We’ve all seen it before. A flood of heavy traffic suddenly stops us in the middle of the highway, and while we’re fumbling for our phones so that Google Maps can lead us out of the madness, we think to ourselves, “Was it another car crash?” Chances are, the answer’s yes.
On a global level, we are so used to road casualties, we tend to not even blink an eye at them. In fact, we’ve grown so comfortable with these casualties that they are often dismissed as an annoyance, instead of the ninth leading cause of death worldwide as of 2013. In 2013 alone, it’s alleged by the World Health Organization (WHO) that over 1.25 million people died from this “motorization-fueled epidemic”. Ninety percent of these people were from low- and middle-income nations, half were vulnerable road users, a term coined for cyclists, motorcyclists, and pedestrians, and a large portion of the victims were young adults aged 15-29, making the epidemic the number one cause of death for this age group. While there is a Global Road Safety Week to promote awareness, it’s less known about than National Hot Dog Day, and considering that the first mass production of an automobile was in 1913, it’s strange to think that the first Global Road Safety Week happened in 2007.
The most cited, free, and recent information published about international road traffic fatalities comes from WHO. WHO is an organization stemming from the United Nations (UN), whose most recent in-depth report about this issue was published in 2015, which pulled mainly from statistics the organization established in 2013. This means that the general public has no idea about whether the statistics listed in the WHO report are still valid, or whether the majority of nations have truly adjusted to the heavily suggested policies listed in the Global Status Report on Road Safety 2015.
Despite the acknowledgement that road traffic fatalities are one of the leading causes of death, even with the confusion in statistics, there’s a lack of urgency in addressing it. Unlike other causes of ‘preventable deaths’, there are few programs and campaigns about road casualties administered to youth. This excludes that of which relates to drunk-driving, which is generally discussed in anti-drug campaigns, and texting while driving. While there is readily accessible information relating to safety on the road online, it’s unlikely for it to get lots of attention. Even ads relating to the topic don’t get much screen time, unless of course it relates to texting or drinking while driving.
With the lack of current public discussion and of recent information disclosed on road traffic fatalities, how are we supposed to reduce their effect on our day-to-day lives? By starting the discussion and showing our interest in this global issue to our governments (depending on the type of government system one has), we could at least start the ball rolling on road traffic fatality reduction. We, the public, can conduct our own surveys online, and be active on websites and forums related to road traffic safety in our regions. We can make accounts, start hashtags, make it a point to engage our government leaders with related policies, and so and so forth, all to start the conversation.

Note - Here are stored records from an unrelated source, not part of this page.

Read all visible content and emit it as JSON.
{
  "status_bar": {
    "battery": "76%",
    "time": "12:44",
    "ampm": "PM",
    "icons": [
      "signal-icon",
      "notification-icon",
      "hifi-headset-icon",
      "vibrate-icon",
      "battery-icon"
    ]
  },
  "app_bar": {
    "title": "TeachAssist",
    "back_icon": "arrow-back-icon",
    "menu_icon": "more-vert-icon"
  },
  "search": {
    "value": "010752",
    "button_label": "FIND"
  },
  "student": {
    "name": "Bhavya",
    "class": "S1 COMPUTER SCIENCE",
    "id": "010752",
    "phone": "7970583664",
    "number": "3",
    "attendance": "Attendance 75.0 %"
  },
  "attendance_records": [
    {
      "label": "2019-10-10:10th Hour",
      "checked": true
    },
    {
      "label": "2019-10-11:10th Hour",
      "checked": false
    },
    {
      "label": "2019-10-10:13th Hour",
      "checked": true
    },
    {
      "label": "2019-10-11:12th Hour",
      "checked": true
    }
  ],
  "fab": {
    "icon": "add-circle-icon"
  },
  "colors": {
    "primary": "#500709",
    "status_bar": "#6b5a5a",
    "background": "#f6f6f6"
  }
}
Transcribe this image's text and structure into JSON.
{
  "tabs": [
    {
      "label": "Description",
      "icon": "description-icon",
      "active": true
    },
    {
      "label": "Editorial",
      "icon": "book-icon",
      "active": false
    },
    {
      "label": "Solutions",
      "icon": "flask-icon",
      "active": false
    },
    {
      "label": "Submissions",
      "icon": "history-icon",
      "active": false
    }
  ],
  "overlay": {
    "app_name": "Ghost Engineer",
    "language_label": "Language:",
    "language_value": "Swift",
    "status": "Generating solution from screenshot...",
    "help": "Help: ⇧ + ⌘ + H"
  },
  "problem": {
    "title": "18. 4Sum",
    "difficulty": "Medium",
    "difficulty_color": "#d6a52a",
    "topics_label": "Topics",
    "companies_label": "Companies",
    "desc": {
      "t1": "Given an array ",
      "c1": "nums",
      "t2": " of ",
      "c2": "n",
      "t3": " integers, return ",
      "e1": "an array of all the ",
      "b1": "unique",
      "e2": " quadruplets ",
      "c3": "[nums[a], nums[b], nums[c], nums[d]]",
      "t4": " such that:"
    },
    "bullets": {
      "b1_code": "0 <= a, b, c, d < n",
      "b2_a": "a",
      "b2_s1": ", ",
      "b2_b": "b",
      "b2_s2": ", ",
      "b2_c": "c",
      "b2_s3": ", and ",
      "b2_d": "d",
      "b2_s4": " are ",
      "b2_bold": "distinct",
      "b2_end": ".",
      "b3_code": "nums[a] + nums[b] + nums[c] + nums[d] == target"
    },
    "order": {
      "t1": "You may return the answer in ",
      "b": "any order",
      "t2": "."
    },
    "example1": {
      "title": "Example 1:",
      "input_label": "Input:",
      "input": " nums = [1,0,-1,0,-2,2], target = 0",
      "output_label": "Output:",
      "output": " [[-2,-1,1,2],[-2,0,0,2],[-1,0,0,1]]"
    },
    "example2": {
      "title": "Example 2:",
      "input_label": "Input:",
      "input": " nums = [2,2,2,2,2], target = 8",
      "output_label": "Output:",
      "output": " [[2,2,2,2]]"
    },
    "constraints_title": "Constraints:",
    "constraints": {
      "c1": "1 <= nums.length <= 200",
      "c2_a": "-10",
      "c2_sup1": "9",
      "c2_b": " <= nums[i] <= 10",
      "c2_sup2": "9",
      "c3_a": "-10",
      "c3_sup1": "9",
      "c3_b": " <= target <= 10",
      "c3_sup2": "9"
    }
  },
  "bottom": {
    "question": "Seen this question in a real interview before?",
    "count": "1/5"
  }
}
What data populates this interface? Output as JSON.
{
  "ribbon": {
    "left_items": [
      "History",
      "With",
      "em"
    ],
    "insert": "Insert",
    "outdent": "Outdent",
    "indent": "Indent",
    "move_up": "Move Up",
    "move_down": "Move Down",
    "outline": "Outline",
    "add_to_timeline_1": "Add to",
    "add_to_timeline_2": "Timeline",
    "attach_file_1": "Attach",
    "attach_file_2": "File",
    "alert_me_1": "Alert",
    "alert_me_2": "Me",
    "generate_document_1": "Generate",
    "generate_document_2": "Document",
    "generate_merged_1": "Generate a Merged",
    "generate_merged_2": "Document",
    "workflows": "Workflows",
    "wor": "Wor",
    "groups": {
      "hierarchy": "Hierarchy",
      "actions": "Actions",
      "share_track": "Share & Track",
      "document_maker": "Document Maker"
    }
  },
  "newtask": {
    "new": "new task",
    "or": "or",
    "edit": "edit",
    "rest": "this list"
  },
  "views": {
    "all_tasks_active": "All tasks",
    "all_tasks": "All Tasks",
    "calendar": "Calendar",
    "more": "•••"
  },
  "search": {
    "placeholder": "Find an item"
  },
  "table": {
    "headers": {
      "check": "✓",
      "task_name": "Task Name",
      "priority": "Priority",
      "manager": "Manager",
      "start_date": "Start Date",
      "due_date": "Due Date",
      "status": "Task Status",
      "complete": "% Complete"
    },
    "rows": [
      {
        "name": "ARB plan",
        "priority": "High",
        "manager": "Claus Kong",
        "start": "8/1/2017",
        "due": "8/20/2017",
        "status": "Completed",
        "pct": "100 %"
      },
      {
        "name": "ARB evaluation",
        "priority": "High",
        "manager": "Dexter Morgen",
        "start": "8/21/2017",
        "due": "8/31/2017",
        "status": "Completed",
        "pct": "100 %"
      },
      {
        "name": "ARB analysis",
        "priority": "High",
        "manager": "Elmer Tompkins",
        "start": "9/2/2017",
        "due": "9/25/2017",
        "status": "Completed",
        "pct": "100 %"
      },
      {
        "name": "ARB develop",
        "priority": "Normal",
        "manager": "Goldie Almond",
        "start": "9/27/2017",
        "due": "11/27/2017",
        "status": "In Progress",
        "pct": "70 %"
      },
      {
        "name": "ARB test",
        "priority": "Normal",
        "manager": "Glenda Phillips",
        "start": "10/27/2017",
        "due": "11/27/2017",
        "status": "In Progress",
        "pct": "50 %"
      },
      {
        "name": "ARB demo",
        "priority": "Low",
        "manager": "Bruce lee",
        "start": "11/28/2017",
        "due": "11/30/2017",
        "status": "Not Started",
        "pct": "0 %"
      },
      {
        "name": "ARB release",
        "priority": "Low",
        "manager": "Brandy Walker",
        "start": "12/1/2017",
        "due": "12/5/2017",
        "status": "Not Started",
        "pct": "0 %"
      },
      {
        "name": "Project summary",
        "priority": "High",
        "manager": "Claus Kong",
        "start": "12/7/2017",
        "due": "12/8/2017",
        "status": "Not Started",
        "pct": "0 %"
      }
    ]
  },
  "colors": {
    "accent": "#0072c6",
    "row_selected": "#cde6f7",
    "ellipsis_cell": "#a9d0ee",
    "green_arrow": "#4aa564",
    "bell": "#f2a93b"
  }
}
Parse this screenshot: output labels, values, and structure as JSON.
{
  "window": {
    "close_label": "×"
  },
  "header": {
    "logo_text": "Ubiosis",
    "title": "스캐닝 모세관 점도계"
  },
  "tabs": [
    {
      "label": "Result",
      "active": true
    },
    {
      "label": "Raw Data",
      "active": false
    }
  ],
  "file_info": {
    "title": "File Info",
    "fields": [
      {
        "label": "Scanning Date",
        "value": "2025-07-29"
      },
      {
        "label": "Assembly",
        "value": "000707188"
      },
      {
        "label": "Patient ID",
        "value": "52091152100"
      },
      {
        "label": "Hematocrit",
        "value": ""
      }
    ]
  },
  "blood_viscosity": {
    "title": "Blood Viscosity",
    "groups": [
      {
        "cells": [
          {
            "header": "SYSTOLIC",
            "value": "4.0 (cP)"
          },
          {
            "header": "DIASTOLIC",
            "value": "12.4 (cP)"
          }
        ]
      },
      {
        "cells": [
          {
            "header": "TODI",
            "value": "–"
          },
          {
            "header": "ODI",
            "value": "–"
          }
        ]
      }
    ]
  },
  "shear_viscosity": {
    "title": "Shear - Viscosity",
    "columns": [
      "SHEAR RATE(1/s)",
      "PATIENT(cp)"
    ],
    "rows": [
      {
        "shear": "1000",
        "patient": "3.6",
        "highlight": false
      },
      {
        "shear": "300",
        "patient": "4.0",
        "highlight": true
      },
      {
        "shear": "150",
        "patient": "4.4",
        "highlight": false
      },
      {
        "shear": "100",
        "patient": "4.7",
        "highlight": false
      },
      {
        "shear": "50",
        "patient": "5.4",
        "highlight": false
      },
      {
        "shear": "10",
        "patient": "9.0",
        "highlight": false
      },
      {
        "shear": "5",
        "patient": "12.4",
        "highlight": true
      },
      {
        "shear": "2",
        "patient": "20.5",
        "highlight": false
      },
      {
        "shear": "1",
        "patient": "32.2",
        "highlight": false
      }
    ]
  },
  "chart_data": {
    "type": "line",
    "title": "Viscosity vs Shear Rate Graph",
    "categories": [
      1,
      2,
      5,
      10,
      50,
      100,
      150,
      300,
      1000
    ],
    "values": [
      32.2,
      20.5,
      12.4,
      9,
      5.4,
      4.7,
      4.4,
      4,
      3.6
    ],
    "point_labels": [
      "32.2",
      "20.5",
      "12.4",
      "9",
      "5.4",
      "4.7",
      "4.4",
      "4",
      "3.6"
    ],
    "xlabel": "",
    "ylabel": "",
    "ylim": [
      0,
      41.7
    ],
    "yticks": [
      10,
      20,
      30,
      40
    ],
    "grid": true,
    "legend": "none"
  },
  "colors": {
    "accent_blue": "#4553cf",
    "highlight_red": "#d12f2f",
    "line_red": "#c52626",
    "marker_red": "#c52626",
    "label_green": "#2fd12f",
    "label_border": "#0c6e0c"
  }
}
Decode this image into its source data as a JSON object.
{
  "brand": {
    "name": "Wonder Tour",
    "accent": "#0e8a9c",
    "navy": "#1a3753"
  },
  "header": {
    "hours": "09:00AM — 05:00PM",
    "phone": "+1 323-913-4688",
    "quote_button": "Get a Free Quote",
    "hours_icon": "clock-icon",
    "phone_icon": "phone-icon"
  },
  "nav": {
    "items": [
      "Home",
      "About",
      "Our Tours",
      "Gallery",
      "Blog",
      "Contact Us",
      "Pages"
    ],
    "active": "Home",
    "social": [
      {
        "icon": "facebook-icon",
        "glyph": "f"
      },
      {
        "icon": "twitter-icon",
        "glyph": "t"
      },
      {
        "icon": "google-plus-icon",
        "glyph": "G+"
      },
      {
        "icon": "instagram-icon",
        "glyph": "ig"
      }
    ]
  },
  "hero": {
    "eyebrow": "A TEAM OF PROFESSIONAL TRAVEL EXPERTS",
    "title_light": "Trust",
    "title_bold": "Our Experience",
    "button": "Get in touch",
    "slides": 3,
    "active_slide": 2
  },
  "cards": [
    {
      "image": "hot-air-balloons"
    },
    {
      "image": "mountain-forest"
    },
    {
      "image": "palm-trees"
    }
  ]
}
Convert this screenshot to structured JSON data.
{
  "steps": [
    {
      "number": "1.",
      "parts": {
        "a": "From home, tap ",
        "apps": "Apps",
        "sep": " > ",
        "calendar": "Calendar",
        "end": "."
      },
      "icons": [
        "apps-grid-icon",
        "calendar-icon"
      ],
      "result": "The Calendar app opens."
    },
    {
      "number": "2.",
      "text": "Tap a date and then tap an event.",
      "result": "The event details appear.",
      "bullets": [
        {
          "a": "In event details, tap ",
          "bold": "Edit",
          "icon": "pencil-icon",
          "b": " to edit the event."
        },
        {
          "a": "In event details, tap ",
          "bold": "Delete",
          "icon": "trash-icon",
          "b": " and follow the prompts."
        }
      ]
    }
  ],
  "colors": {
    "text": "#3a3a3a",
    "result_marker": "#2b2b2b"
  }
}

This is my attempt to “move forward the conversation”: how many times do you see car accidents in a week, and in what country do you live in? Please comment your answer below.